Keep your raw meat, poultry, seafood, and eggs products separate from all other foods when you're grocery shopping. It's always a good idea to try to keep your raw meat, poultry, seafood, and eggs from the other food items in your shopping cart. This way, you don't risk bacteria frolicking at your expense. When you checkout, have the staff put the raw items in your designated bags or plastic bags. This will keep any chance of their juices from dripping onto your other food items. Triple yuck!

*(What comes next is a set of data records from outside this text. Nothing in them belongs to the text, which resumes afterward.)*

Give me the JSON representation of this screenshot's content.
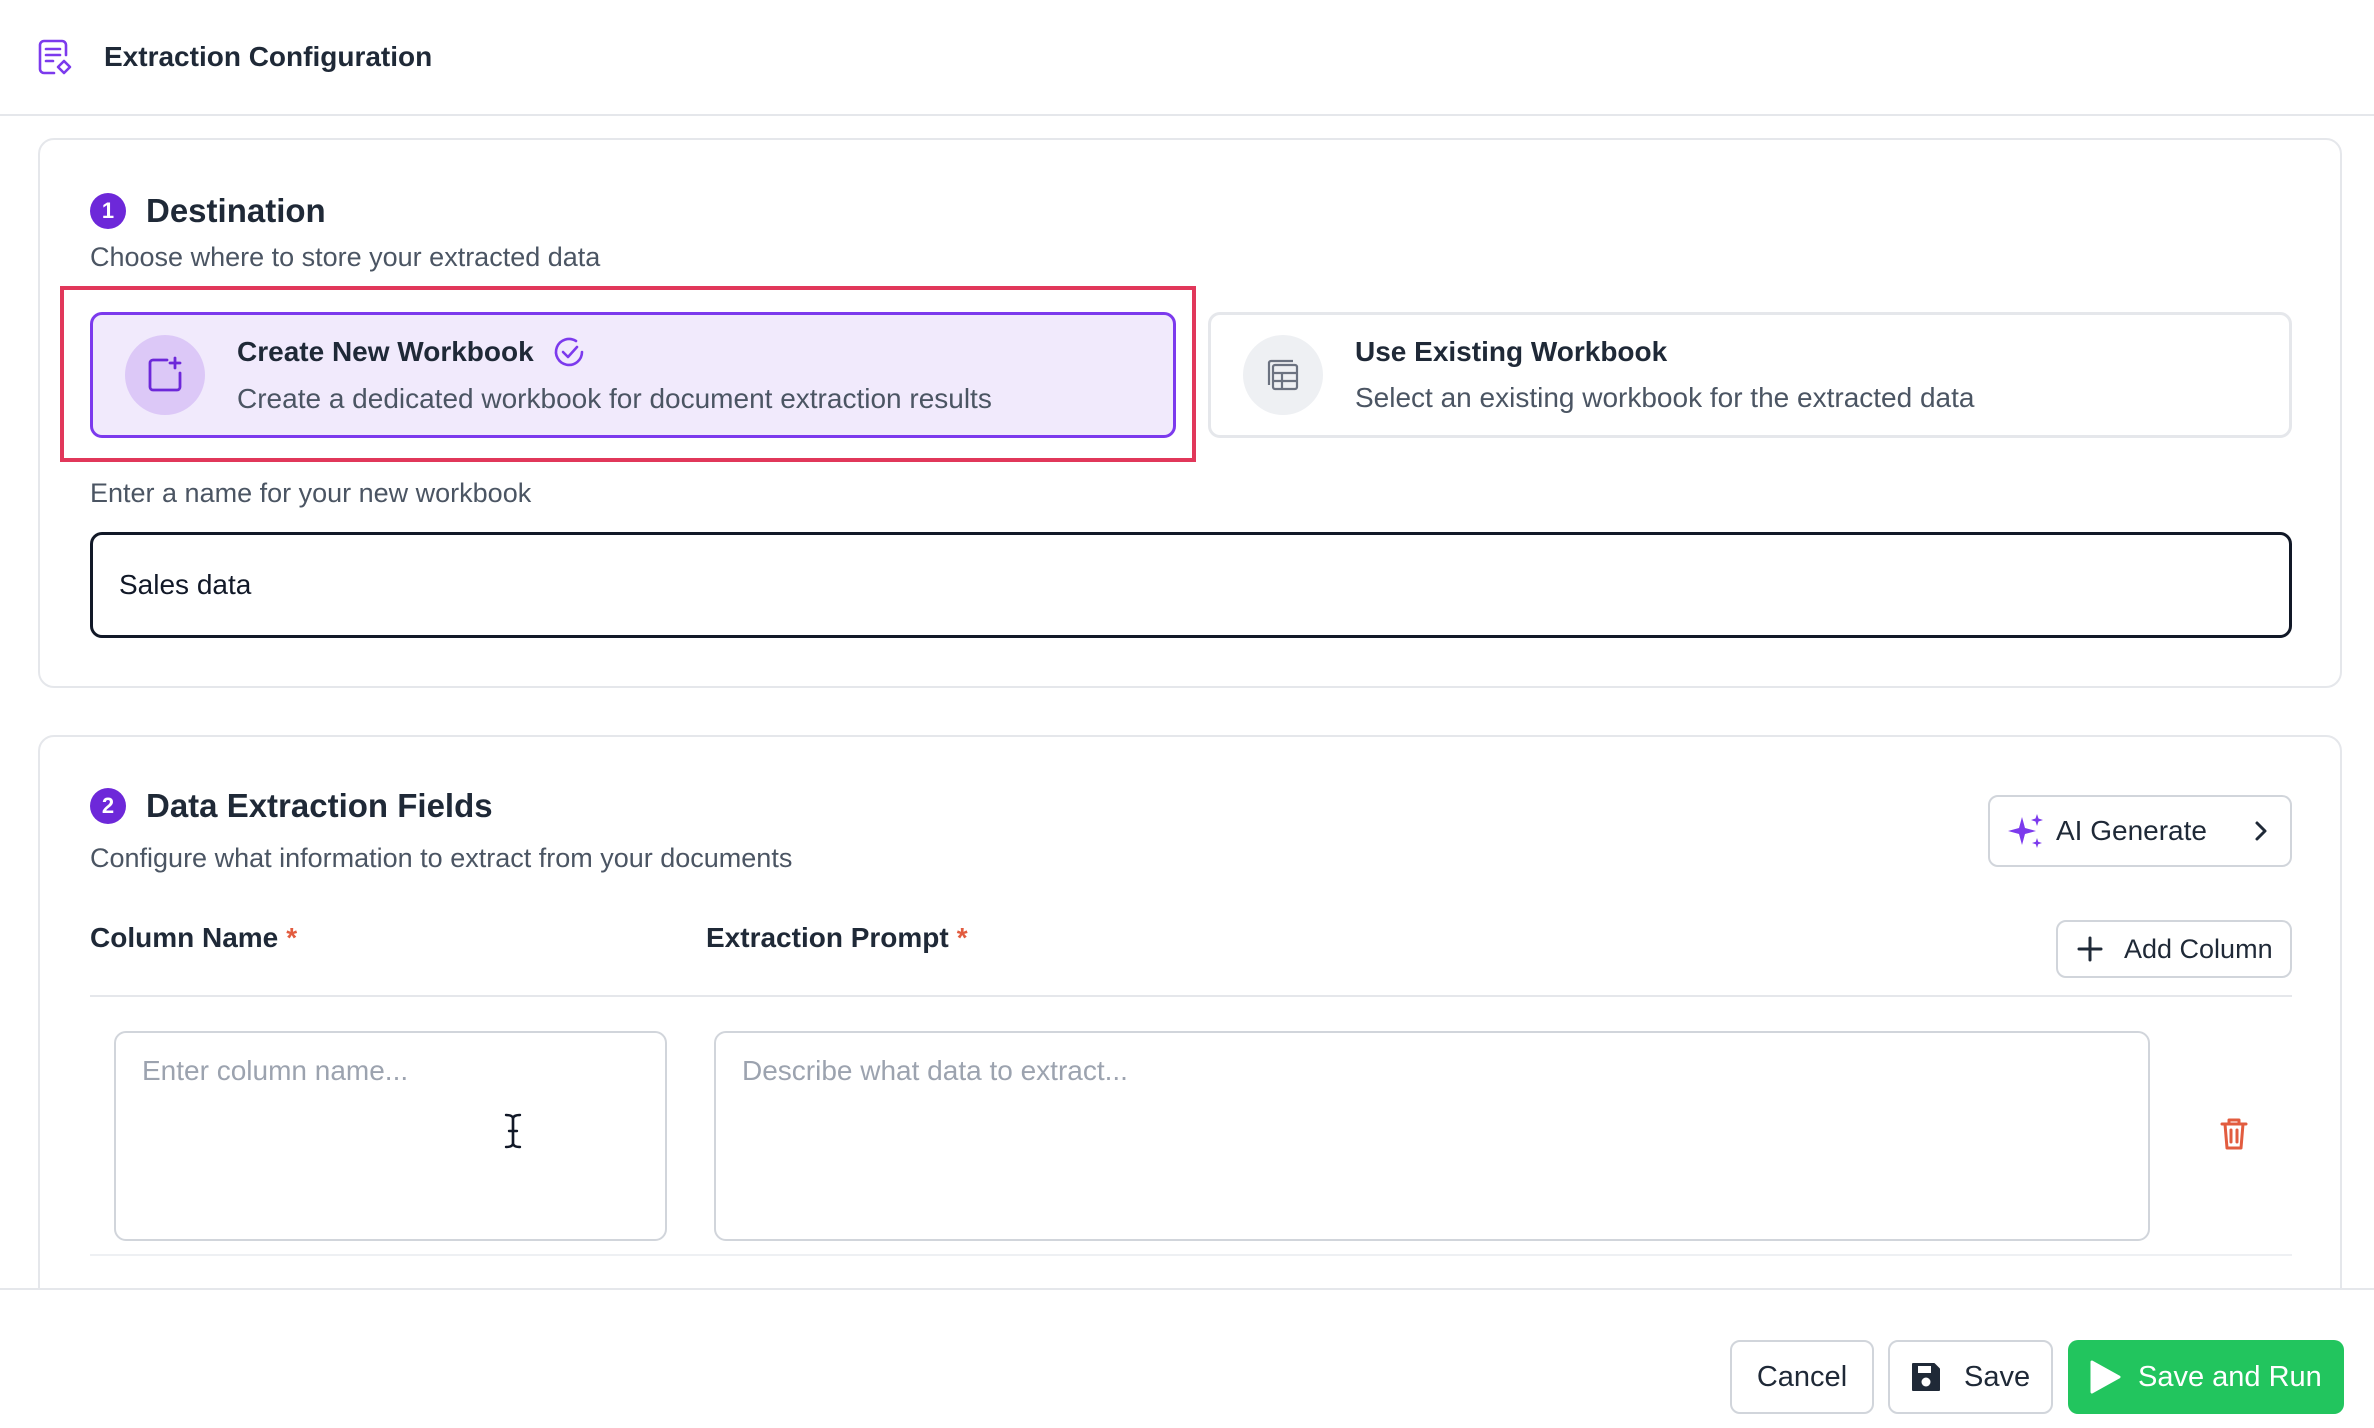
{
  "header": {
    "title": "Extraction Configuration",
    "icon": "document-edit-icon"
  },
  "destination": {
    "step": "1",
    "title": "Destination",
    "subtitle": "Choose where to store your extracted data",
    "options": [
      {
        "title": "Create New Workbook",
        "description": "Create a dedicated workbook for document extraction results",
        "selected": true,
        "icon": "new-workbook-icon"
      },
      {
        "title": "Use Existing Workbook",
        "description": "Select an existing workbook for the extracted data",
        "selected": false,
        "icon": "table-icon"
      }
    ],
    "name_label": "Enter a name for your new workbook",
    "name_value": "Sales data"
  },
  "fields": {
    "step": "2",
    "title": "Data Extraction Fields",
    "subtitle": "Configure what information to extract from your documents",
    "ai_generate_label": "AI Generate",
    "add_column_label": "Add Column",
    "column_name_header": "Column Name",
    "extraction_prompt_header": "Extraction Prompt",
    "required_mark": "*",
    "rows": [
      {
        "column_name_placeholder": "Enter column name...",
        "prompt_placeholder": "Describe what data to extract..."
      }
    ]
  },
  "footer": {
    "cancel_label": "Cancel",
    "save_label": "Save",
    "save_run_label": "Save and Run"
  },
  "colors": {
    "accent": "#7c3aed",
    "highlight": "#e1375a",
    "run": "#22c55e",
    "danger": "#e25c3f"
  }
}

Separate your meat, poultry, seafood and eggs from your other food in fridge. They might shout out they are lonely, but don't listen. It's just that sneaky bacteria at it again. Just like you did at the grocery, store your raw products in special containers or sealed plastic bags to stop their juices from dripping or leaking on your other food items. If you're not going to use the raw items right away, freeze them instead. As for eggs, you really want to keep and store them in their original packaging, and in the main part of your frig - not in the door where the temperature might vary too much.
Here's a scary fact for you: bacteria that cause food poisoning multiply quickest in the "danger zone" between 40˚ and 140˚ Fahrenheit. There are a lot of folks (and it could be you!) that think they can tell when their food is "done" by checking its color and texture. You want to be 100% sure it's safe? Follow these tips:
Arm yourself with a food thermometer. Cooked food is safe only after it's been heated to a high enough temperature to kill harmful bacteria. Color and texture alone will not tell you if your food is done. Don't have one? Buy one. When you think your food is done, stick the thermometer in the thickest part of the food, (try not to touch bone, fat, or gristle). Wait the amount of time recommended for your type of thermometer. Some foods need a few minutes to "rest" after cooking. This helps to make sure the icky, sneaky germs are killed. Clean your food thermometer with hot, soapy water after each use.
Keep your delicious and yummy food hot after cooking (at 140˚F or above to be safe). It is possible for bacteria to grow as your food cools down. The bacteria are so sneaky - they take advantage of the drop in temperature and start to thrive. This is where food poisoning comes into play. You can keep your food above or at the safe temperature of 140˚F by using a heat source like a chafing dish, warming tray, or slow cooker. There are lots of solutions to beat bacteria at it's devious game.
Microwave your food thoroughly (to 165˚F). You want to know for certain that you've killed those bacterial invaders? You are going to have to microwave your raw foods until they reach a temperature of 165˚ or higher. When you microwave your food products, you'll want to stir your food in the middle of heating. If the instructions say, "Let stand for x minutes after cooking," don't ignore the standing time. When you let microwaved food sit for a few minutes, it actually helps your food cook more by allowing the colder areas of food absorb the heat from the hotter areas. That extra minute or two could mean the difference between a yummy meal and having a bellyache or worse. For those who want to, you could check the food with a food thermometer to make sure it is 165˚F or above.
Are you sick of bacteria yet? Here's another fact that will gross you out. Did you know that illness-causing bacteria can grow in and on your perishable food items within two hours unless you refrigerate them? Here is another piece of trivia to keep in mind. If the temperature is 90˚F or higher during the summer, cut that time down to one hour! Quadruple yuck for those counting!
The solution is simple. By refrigerating foods promptly and properly, you can help keep your family safe from food poisoning at home.